In a sense, American was fortunate there were just four hijacked jets, because that day, the nation’s military had just 14 fighter jets to defend the entire country. But that has all since changed.
"We have far more fighters available to fly missions in the United States and Canada," said Brig. Gen. J.D. Hunter, vice commander of the Cheyenne Mountain Operations Center, the nerve center of NORAD. But just how many more is a secret.
"I can’t tell you where we have fighters on alert … or what status they are on … or how often we put fighters in the air...but just recognize that our ability to respond is much...much quicker now," Marr said.
NORAD now has a map of the continental United States showing every commercial airliner that has filed a flight plan with the FAA. The green dots symbolize an airliner. With a single mouse click, the military can check and see if the plane is on its correct flight path.
"We have connected to over 50 radars in the interior U-S that gives us the ability to look at the picture...the same picture that the FAA's looking at...at the same time," Glover said.

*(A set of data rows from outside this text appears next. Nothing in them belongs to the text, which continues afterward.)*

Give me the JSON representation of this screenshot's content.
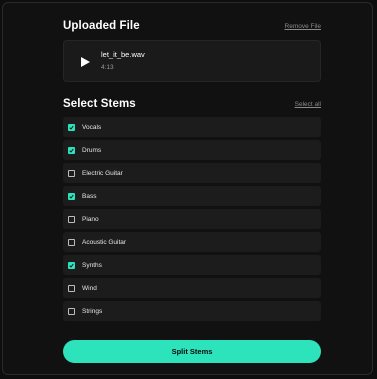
{
  "uploaded": {
    "title": "Uploaded File",
    "remove_label": "Remove File",
    "file_name": "let_it_be.wav",
    "duration": "4:13",
    "play_icon": "play-icon"
  },
  "stems": {
    "title": "Select Stems",
    "select_all_label": "Select all",
    "items": [
      {
        "label": "Vocals",
        "checked": true
      },
      {
        "label": "Drums",
        "checked": true
      },
      {
        "label": "Electric Guitar",
        "checked": false
      },
      {
        "label": "Bass",
        "checked": true
      },
      {
        "label": "Piano",
        "checked": false
      },
      {
        "label": "Acoustic Guitar",
        "checked": false
      },
      {
        "label": "Synths",
        "checked": true
      },
      {
        "label": "Wind",
        "checked": false
      },
      {
        "label": "Strings",
        "checked": false
      }
    ]
  },
  "actions": {
    "split_label": "Split Stems"
  },
  "colors": {
    "accent": "#2de3bb",
    "background": "#111111",
    "row": "#1c1c1c"
  }
}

But the FAA radar does not cover every mile of the United States and it doesn’t track every plane.
"I'm not going to pretend to say that I see every aircraft that is in the air all the time," Marr said.
Those radar coverage holes came into play on Sept. 11. One year later, there are still places where radar does not reach.
But compared to what they were looking at on Sept. 11, the view of America’s skies is much improved, and so is the communication with the FAA.
FAA representatives are often now found in the NORAD command center where all of the radar and communications equipment is located. The military now monitors FAA communications. If there's a problem in the sky, NORAD will have a jump on the situation.
"We have better air defense," Arnold said. "We have better radar coverage."
There may not be a perfect defense strategy for protecting the homeland. But America's defenders say America is a safer place now than it was on Sept. 11.
"There is no doubt that we are more secure in the air," Marr said.
Fox News’ Liza Porteus contributed to this report.
Steve Brown is an author, radio broadcaster and seminary professor at Reformed Theological Seminary in Orlando, Florida.